All of the entries need to be written out again, exactly as they are.

Start of Entries shown

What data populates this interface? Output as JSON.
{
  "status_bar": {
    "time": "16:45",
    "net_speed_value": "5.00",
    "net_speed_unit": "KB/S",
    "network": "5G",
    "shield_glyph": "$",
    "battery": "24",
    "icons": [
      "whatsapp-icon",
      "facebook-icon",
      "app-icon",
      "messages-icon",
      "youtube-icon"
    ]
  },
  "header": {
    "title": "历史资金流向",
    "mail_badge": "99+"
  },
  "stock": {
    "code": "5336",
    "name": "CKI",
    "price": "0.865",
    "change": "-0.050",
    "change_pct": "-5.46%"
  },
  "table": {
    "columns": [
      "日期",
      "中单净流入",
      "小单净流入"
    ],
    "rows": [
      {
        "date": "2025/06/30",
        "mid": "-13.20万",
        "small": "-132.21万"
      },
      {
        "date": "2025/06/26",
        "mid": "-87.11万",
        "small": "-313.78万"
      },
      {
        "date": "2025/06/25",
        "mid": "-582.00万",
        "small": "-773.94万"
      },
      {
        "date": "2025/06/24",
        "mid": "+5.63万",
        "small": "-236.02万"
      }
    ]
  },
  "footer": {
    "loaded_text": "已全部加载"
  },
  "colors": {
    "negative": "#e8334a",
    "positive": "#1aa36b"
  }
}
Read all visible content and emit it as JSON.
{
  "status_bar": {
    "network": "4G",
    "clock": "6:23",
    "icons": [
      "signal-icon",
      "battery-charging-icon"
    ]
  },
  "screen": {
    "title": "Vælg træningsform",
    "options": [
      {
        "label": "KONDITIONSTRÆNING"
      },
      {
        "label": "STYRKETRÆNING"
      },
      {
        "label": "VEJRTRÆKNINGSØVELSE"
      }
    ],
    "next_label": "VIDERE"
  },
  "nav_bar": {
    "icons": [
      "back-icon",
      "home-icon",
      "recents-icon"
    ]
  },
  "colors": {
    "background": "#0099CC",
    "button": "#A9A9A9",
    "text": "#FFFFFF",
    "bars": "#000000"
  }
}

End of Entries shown

▸ **Exercise output**:
What data populates this interface? Output as JSON.
{
  "status_bar": {
    "time": "16:45",
    "net_speed_value": "5.00",
    "net_speed_unit": "KB/S",
    "network": "5G",
    "shield_glyph": "$",
    "battery": "24",
    "icons": [
      "whatsapp-icon",
      "facebook-icon",
      "app-icon",
      "messages-icon",
      "youtube-icon"
    ]
  },
  "header": {
    "title": "历史资金流向",
    "mail_badge": "99+"
  },
  "stock": {
    "code": "5336",
    "name": "CKI",
    "price": "0.865",
    "change": "-0.050",
    "change_pct": "-5.46%"
  },
  "table": {
    "columns": [
      "日期",
      "中单净流入",
      "小单净流入"
    ],
    "rows": [
      {
        "date": "2025/06/30",
        "mid": "-13.20万",
        "small": "-132.21万"
      },
      {
        "date": "2025/06/26",
        "mid": "-87.11万",
        "small": "-313.78万"
      },
      {
        "date": "2025/06/25",
        "mid": "-582.00万",
        "small": "-773.94万"
      },
      {
        "date": "2025/06/24",
        "mid": "+5.63万",
        "small": "-236.02万"
      }
    ]
  },
  "footer": {
    "loaded_text": "已全部加载"
  },
  "colors": {
    "negative": "#e8334a",
    "positive": "#1aa36b"
  }
}
Read all visible content and emit it as JSON.
{
  "status_bar": {
    "network": "4G",
    "clock": "6:23",
    "icons": [
      "signal-icon",
      "battery-charging-icon"
    ]
  },
  "screen": {
    "title": "Vælg træningsform",
    "options": [
      {
        "label": "KONDITIONSTRÆNING"
      },
      {
        "label": "STYRKETRÆNING"
      },
      {
        "label": "VEJRTRÆKNINGSØVELSE"
      }
    ],
    "next_label": "VIDERE"
  },
  "nav_bar": {
    "icons": [
      "back-icon",
      "home-icon",
      "recents-icon"
    ]
  },
  "colors": {
    "background": "#0099CC",
    "button": "#A9A9A9",
    "text": "#FFFFFF",
    "bars": "#000000"
  }
}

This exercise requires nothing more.